■ Data records ■
══════════════════════════════
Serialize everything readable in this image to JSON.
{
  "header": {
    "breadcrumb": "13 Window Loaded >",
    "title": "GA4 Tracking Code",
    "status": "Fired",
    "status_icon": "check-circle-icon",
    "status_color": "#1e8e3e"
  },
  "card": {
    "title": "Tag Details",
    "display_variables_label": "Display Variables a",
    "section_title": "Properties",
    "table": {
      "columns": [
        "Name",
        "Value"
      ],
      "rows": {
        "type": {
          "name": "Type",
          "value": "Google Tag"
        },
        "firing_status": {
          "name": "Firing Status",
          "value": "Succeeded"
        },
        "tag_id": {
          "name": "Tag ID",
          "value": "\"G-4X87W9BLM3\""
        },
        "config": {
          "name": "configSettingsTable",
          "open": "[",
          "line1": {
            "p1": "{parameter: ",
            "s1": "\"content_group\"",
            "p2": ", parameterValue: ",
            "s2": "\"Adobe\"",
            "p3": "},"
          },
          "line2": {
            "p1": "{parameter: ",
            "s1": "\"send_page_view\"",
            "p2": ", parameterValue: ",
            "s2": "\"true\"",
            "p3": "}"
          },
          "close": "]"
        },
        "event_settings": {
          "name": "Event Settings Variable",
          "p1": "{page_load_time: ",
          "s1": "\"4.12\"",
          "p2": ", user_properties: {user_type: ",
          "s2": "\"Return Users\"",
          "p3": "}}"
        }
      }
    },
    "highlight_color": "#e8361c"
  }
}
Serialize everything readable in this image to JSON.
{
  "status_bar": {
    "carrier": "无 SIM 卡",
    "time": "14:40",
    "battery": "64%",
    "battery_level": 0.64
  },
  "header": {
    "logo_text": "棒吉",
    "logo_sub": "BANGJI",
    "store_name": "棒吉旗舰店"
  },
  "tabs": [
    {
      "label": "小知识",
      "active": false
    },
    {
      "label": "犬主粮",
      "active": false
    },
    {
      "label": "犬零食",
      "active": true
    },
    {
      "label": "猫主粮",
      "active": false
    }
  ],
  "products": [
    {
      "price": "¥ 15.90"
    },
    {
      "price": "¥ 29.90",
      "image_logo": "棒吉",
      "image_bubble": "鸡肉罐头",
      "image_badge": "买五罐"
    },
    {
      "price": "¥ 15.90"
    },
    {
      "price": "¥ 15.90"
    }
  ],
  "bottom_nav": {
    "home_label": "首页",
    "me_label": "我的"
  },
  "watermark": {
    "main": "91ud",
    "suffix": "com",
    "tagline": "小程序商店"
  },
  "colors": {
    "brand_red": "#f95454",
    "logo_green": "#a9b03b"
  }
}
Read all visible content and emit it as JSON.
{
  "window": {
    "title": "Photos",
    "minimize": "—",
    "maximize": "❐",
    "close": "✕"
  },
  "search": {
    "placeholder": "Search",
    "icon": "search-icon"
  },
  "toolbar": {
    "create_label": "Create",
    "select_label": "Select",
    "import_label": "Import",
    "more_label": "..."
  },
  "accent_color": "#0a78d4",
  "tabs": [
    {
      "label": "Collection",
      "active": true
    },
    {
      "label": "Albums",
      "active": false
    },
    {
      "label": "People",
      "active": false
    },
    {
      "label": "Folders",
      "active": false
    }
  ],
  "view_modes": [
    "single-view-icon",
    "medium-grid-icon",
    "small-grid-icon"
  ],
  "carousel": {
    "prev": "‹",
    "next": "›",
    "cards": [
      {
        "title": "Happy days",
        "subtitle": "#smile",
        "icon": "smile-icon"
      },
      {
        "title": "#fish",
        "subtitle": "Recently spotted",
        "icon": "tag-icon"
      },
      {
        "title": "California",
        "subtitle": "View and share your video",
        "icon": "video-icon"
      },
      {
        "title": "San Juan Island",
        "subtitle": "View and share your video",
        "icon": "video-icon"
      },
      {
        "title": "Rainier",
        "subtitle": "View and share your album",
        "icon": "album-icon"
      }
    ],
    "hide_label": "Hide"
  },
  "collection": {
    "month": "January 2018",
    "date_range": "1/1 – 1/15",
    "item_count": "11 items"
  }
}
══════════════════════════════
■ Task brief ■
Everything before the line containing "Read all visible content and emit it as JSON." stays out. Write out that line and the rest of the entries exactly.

■ Expected output ■
Read all visible content and emit it as JSON.
{
  "window": {
    "title": "Photos",
    "minimize": "—",
    "maximize": "❐",
    "close": "✕"
  },
  "search": {
    "placeholder": "Search",
    "icon": "search-icon"
  },
  "toolbar": {
    "create_label": "Create",
    "select_label": "Select",
    "import_label": "Import",
    "more_label": "..."
  },
  "accent_color": "#0a78d4",
  "tabs": [
    {
      "label": "Collection",
      "active": true
    },
    {
      "label": "Albums",
      "active": false
    },
    {
      "label": "People",
      "active": false
    },
    {
      "label": "Folders",
      "active": false
    }
  ],
  "view_modes": [
    "single-view-icon",
    "medium-grid-icon",
    "small-grid-icon"
  ],
  "carousel": {
    "prev": "‹",
    "next": "›",
    "cards": [
      {
        "title": "Happy days",
        "subtitle": "#smile",
        "icon": "smile-icon"
      },
      {
        "title": "#fish",
        "subtitle": "Recently spotted",
        "icon": "tag-icon"
      },
      {
        "title": "California",
        "subtitle": "View and share your video",
        "icon": "video-icon"
      },
      {
        "title": "San Juan Island",
        "subtitle": "View and share your video",
        "icon": "video-icon"
      },
      {
        "title": "Rainier",
        "subtitle": "View and share your album",
        "icon": "album-icon"
      }
    ],
    "hide_label": "Hide"
  },
  "collection": {
    "month": "January 2018",
    "date_range": "1/1 – 1/15",
    "item_count": "11 items"
  }
}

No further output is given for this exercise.